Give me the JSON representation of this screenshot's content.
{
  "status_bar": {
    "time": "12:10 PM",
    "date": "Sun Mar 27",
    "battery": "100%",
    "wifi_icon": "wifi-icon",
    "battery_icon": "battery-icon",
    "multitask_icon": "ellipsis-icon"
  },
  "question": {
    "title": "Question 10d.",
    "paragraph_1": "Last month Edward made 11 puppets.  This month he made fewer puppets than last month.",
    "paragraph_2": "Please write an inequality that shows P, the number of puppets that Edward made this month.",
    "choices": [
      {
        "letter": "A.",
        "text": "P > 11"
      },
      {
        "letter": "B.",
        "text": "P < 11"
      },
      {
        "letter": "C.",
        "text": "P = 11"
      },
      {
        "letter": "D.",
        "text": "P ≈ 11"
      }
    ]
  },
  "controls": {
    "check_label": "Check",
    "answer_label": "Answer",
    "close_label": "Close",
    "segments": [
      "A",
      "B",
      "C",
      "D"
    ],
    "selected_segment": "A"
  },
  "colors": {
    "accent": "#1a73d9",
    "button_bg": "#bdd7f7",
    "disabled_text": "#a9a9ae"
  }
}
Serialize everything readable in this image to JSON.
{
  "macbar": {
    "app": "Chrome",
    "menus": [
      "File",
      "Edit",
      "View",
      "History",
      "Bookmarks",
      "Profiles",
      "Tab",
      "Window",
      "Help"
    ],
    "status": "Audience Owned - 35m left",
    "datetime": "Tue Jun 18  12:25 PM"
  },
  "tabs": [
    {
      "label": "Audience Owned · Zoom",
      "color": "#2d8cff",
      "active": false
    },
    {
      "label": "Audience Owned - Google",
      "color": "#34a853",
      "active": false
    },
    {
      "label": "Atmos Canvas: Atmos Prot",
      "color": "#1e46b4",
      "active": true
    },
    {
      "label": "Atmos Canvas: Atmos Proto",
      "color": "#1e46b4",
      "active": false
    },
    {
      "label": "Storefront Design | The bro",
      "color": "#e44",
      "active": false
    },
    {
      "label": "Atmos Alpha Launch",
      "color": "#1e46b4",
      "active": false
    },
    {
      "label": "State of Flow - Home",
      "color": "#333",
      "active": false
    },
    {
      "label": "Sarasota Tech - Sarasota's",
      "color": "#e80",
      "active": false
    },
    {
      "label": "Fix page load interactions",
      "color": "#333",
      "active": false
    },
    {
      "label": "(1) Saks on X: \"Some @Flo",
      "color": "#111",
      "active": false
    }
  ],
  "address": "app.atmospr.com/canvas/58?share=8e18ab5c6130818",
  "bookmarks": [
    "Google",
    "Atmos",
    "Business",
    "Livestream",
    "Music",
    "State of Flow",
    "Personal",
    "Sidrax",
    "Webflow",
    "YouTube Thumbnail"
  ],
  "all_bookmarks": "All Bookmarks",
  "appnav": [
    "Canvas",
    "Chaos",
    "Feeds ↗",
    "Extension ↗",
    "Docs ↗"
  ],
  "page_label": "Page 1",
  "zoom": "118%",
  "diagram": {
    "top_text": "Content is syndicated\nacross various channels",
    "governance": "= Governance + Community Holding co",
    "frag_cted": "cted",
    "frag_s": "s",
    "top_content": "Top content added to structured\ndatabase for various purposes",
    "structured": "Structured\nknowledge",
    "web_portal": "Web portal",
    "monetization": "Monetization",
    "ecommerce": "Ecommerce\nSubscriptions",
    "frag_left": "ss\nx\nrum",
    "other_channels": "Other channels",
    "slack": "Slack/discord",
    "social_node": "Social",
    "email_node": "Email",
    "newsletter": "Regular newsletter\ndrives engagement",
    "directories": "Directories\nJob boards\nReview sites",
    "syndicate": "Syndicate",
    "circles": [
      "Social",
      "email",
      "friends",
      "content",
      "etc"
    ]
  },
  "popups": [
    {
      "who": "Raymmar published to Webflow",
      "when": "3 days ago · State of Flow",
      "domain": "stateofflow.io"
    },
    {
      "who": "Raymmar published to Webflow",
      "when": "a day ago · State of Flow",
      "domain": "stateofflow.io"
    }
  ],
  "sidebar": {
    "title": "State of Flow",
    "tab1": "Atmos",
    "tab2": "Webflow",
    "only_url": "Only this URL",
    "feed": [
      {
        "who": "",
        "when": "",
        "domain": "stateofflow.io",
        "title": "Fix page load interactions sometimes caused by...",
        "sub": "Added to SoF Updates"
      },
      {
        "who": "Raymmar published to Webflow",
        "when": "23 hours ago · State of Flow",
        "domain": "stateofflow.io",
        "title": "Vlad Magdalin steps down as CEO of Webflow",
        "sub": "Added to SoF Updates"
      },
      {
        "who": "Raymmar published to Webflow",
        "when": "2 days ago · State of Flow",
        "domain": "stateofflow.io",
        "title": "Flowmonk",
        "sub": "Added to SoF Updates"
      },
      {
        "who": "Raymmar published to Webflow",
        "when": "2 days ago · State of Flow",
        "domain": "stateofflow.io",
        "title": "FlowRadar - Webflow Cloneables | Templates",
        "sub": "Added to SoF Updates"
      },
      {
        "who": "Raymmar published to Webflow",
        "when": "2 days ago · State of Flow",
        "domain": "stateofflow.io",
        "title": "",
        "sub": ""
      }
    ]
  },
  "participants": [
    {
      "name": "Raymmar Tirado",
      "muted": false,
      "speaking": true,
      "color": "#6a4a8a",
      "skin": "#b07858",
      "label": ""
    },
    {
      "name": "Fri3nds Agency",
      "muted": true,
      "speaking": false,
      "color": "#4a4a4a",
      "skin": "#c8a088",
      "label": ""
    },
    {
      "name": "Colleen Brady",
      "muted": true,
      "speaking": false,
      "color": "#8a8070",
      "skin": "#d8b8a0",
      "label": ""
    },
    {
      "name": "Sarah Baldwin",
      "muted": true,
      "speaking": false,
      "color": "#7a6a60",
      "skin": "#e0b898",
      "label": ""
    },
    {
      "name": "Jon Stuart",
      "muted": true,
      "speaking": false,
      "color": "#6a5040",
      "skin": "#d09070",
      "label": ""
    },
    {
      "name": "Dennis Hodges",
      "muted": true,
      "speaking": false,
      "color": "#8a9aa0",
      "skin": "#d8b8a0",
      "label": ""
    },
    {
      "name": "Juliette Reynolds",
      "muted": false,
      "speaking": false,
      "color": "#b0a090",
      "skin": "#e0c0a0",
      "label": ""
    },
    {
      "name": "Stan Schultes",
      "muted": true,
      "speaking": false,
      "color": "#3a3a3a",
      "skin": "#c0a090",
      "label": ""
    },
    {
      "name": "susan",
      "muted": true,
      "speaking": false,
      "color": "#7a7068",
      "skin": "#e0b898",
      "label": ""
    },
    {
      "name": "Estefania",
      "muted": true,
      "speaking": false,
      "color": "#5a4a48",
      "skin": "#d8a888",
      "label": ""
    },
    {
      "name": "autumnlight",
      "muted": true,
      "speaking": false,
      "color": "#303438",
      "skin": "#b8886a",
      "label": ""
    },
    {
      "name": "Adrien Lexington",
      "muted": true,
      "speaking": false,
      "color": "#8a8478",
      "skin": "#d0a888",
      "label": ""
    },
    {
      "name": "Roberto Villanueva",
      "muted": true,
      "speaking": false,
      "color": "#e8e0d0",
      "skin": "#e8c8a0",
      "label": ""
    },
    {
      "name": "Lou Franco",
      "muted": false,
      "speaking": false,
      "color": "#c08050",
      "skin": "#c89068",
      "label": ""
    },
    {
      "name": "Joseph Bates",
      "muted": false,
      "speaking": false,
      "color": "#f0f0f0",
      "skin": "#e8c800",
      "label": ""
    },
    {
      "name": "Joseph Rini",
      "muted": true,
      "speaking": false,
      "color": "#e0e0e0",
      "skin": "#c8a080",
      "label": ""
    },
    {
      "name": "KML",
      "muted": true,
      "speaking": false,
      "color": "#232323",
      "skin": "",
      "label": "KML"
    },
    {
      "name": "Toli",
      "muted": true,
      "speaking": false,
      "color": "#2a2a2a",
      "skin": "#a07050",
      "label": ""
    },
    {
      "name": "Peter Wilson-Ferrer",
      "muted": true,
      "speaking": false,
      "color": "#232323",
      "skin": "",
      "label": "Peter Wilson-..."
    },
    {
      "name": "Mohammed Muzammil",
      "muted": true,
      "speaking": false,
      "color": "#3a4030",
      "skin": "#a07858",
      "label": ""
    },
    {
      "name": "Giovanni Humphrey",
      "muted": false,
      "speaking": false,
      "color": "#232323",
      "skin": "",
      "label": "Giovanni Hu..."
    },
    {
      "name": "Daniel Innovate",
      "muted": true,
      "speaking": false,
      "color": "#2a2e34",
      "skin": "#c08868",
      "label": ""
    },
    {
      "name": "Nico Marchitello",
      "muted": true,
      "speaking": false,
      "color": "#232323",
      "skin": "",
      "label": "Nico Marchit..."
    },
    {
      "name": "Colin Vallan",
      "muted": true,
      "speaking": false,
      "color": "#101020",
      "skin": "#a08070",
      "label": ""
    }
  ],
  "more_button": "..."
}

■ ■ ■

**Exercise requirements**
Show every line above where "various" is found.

**Response**
    "top_text": "Content is syndicated\nacross various channels",
    "top_content": "Top content added to structured\ndatabase for various purposes",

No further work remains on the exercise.